Ken Auletta, media critic for The New Yorker, told an audience at Washington and Lee University that today’s journalists, faced with the uncertainty wrought by rapid technological change, must believe in themselves.

Auletta presented the keynote address on March 2 for the University’s 12thInstitute for Honor, two days of presentations and panels that explored “The New Conversation: How Are the News Media Shaping Our Political Beliefs.”


Acknowledging that he is “of two minds” about the digital revolution, Auletta said that he thinks it is understandable to be conflicted in this way. “You can have two or more disparate thoughts in mind at the same time and still function — a thought of pessimism about the digital revolution and a thought of optimism, and you can have them coincide and clash and yet never resolve how you feel between the two,” he said.

Adding to the confusion, he said, is the pace of new technology. “It took the telephone seven decades to reach 50 percent of the American public. It took electricity five decades. It took television three decades. The Internet? Less than 10 years to reach 50 percent of the American public. Facebook? Five years to reach 800 million people.”

Auletta said that he doesn’t interview anyone in the media world who, if they are honest, does not confess to being terrified “because they know the speed of change means they will be disrupted in their business, just as newspapers have been in theirs.”

The digital realm is both adversary and ally for media, Auletta said. On the one hand, news often becomes a commodity available for free and whose origin may be unclear. But the advantages come in allowing media to provide archives and full-motion video and interactivity with the audience.

“The digital realm can also extend our reporting reach by making available to us citizens who can serve as our journalistic eyes and ears when we’re not on the ground,” he said, citing such recent events as the Arab Spring, the death of Muammar Gadaffi, and fraudulent elections in Iran and Afghanistan when Twitter, Facebook and mobile phones were crucial components of the reporting.

Even as these technological advances confer on citizens an important role, Auletta still sounded a cautionary note.

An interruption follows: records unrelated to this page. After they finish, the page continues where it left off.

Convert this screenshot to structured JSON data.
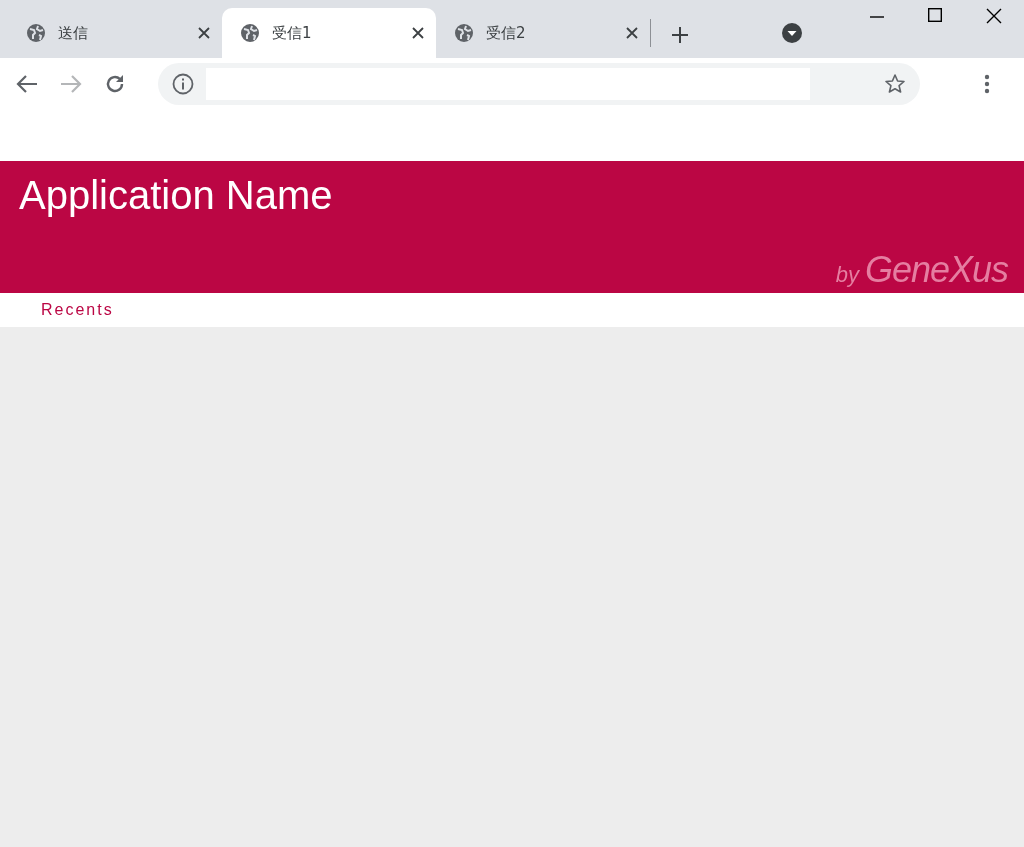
{
  "browser": {
    "tabs": [
      {
        "title": "送信",
        "selected": false
      },
      {
        "title": "受信1",
        "selected": true
      },
      {
        "title": "受信2",
        "selected": false
      }
    ],
    "toolbar": {
      "back_disabled": false,
      "forward_disabled": true
    }
  },
  "header": {
    "title": "Application Name",
    "logo_prefix": "by",
    "logo": "GeneXus"
  },
  "nav": {
    "items": [
      {
        "label": "Recents"
      }
    ]
  }
}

“If you believe journalism is a profession,” he said, “not one where you need a journalism school degree, but one where training and experience is vital to gathering the news, to exploring more than one side, to sifting through often contradictory statements and facts, to determining what belongs on page one and what doesn’t, to winning the trust of readers or viewers or listeners because you and your news organization are transparent — then you believe an untrained citizen should not be granted the badge of the journalist.

“We are supposed to be the intelligent agents,” he concluded.

Established in 2000 at Washington and Lee University by a generous endowment from the Class of 1960, the Institute for Honor includes an array of initiatives and programs that promote the understanding and practice of honor as an indispensable element of society.